* Problem statement *
Repeat the listing exactly, line by line.
· · · · · · ·
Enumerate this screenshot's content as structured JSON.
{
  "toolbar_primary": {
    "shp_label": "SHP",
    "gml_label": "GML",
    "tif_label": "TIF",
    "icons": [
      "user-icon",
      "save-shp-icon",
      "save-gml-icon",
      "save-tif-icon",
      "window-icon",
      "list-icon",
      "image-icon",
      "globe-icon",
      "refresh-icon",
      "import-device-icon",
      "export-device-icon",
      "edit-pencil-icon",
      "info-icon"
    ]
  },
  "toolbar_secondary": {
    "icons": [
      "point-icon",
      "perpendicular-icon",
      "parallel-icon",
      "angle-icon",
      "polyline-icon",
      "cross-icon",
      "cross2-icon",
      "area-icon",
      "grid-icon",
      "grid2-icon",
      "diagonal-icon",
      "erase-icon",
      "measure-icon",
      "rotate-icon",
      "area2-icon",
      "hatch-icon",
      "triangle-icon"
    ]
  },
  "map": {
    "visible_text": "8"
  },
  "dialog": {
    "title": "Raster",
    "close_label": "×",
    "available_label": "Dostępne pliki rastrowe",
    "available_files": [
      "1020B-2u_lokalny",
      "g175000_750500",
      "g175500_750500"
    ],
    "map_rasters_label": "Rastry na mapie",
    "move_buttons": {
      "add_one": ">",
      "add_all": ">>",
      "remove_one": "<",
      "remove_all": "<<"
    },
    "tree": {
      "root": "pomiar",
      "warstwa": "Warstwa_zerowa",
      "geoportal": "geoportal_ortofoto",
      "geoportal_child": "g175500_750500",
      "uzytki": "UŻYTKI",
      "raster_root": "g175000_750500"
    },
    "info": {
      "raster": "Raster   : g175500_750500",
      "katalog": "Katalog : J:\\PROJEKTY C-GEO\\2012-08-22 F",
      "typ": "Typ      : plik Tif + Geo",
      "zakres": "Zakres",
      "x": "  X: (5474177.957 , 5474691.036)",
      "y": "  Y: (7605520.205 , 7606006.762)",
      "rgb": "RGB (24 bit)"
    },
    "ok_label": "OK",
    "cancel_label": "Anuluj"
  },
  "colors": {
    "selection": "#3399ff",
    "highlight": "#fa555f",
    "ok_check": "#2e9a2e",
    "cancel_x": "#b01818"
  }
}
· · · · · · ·
* Written solution *
Enumerate this screenshot's content as structured JSON.
{
  "toolbar_primary": {
    "shp_label": "SHP",
    "gml_label": "GML",
    "tif_label": "TIF",
    "icons": [
      "user-icon",
      "save-shp-icon",
      "save-gml-icon",
      "save-tif-icon",
      "window-icon",
      "list-icon",
      "image-icon",
      "globe-icon",
      "refresh-icon",
      "import-device-icon",
      "export-device-icon",
      "edit-pencil-icon",
      "info-icon"
    ]
  },
  "toolbar_secondary": {
    "icons": [
      "point-icon",
      "perpendicular-icon",
      "parallel-icon",
      "angle-icon",
      "polyline-icon",
      "cross-icon",
      "cross2-icon",
      "area-icon",
      "grid-icon",
      "grid2-icon",
      "diagonal-icon",
      "erase-icon",
      "measure-icon",
      "rotate-icon",
      "area2-icon",
      "hatch-icon",
      "triangle-icon"
    ]
  },
  "map": {
    "visible_text": "8"
  },
  "dialog": {
    "title": "Raster",
    "close_label": "×",
    "available_label": "Dostępne pliki rastrowe",
    "available_files": [
      "1020B-2u_lokalny",
      "g175000_750500",
      "g175500_750500"
    ],
    "map_rasters_label": "Rastry na mapie",
    "move_buttons": {
      "add_one": ">",
      "add_all": ">>",
      "remove_one": "<",
      "remove_all": "<<"
    },
    "tree": {
      "root": "pomiar",
      "warstwa": "Warstwa_zerowa",
      "geoportal": "geoportal_ortofoto",
      "geoportal_child": "g175500_750500",
      "uzytki": "UŻYTKI",
      "raster_root": "g175000_750500"
    },
    "info": {
      "raster": "Raster   : g175500_750500",
      "katalog": "Katalog : J:\\PROJEKTY C-GEO\\2012-08-22 F",
      "typ": "Typ      : plik Tif + Geo",
      "zakres": "Zakres",
      "x": "  X: (5474177.957 , 5474691.036)",
      "y": "  Y: (7605520.205 , 7606006.762)",
      "rgb": "RGB (24 bit)"
    },
    "ok_label": "OK",
    "cancel_label": "Anuluj"
  },
  "colors": {
    "selection": "#3399ff",
    "highlight": "#fa555f",
    "ok_check": "#2e9a2e",
    "cancel_x": "#b01818"
  }
}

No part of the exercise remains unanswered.